<<<<

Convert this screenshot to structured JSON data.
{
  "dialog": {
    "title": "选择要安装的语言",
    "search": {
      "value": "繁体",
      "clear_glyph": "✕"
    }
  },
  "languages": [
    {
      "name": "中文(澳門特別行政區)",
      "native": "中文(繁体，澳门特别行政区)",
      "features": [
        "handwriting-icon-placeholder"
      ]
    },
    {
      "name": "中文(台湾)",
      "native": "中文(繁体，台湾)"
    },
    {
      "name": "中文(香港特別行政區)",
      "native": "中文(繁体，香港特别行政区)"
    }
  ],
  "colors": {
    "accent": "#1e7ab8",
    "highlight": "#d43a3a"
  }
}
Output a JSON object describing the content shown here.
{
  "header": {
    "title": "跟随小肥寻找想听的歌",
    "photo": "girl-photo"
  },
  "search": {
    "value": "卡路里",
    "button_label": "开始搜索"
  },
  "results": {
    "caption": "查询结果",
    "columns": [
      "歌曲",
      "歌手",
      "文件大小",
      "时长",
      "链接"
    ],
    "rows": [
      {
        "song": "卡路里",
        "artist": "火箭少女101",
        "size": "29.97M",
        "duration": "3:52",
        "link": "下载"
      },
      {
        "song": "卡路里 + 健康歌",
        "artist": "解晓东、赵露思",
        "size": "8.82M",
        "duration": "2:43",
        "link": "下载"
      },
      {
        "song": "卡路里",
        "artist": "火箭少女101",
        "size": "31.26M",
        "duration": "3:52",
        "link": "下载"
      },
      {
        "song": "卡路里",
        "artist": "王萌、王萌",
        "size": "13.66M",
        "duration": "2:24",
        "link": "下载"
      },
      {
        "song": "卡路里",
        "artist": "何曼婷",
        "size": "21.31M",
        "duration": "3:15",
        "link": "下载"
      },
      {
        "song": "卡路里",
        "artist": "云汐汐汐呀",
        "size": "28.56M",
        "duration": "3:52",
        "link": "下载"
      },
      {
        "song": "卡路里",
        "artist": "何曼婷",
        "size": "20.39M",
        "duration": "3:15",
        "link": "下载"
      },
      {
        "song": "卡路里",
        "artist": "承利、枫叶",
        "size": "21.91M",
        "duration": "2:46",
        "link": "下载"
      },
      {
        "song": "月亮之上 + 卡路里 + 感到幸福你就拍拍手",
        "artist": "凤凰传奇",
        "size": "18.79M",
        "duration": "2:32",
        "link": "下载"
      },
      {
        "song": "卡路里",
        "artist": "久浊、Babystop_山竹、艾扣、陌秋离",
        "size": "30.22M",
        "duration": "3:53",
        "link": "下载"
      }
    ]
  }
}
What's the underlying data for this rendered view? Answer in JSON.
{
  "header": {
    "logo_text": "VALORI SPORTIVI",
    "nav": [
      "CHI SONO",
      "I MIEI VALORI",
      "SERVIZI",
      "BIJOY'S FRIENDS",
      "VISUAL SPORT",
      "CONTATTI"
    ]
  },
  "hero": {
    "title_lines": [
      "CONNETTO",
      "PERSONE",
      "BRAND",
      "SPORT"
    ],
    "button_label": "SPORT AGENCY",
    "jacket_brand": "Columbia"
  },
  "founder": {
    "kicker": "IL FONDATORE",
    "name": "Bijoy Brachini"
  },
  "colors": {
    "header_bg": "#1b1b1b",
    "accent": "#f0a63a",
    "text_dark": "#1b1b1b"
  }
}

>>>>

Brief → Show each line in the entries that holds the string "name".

Response →
      "name": "中文(澳門特別行政區)",
      "name": "中文(台湾)",
      "name": "中文(香港特別行政區)",
    "name": "Bijoy Brachini"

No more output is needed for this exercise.